Tennis Elbow or Lateral epicondylitis refers to chronic tendon disorganization and dysfunction of the common extensor tendon, a tendon which originates from the lateral (outside) aspect of the elbow.
Lateral epicondylosis is caused by overuse and muscle strain injury. The cause is repeated contraction of the forearm muscles that you use to straighten and raise your hand and wrist. The repeated motions and stress to the tissue may result in a series of tiny tears in the tendons that attach the forearm muscles to the bony prominence at the outside of your elbow.
As the name suggests, playing tennis — especially repeated use of the backhand stroke with poor technique — is one possible cause of tennis elbow.

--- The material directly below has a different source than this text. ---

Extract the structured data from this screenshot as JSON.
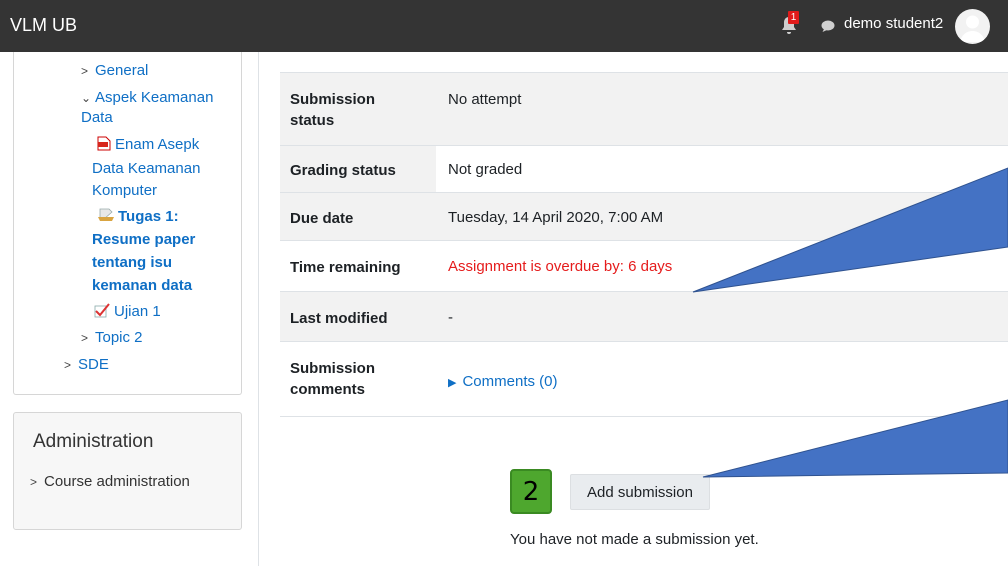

However, many other common arm motions can cause tennis elbow, including:
- Using plumbing tools
- Driving screws
- Cutting up cooking ingredients, particularly meat
The pain associated with tennis elbow may radiate from the outside of your elbow into your forearm and wrist.
Procedural options include needling the tendon under ultrasound to improve blood flow by creating acute inflammation and biologic regenerative injections (such as platelet-rich plasma [PRP] therapy) that can stimulate the body’s own natural healing response when conventional treatments have failed.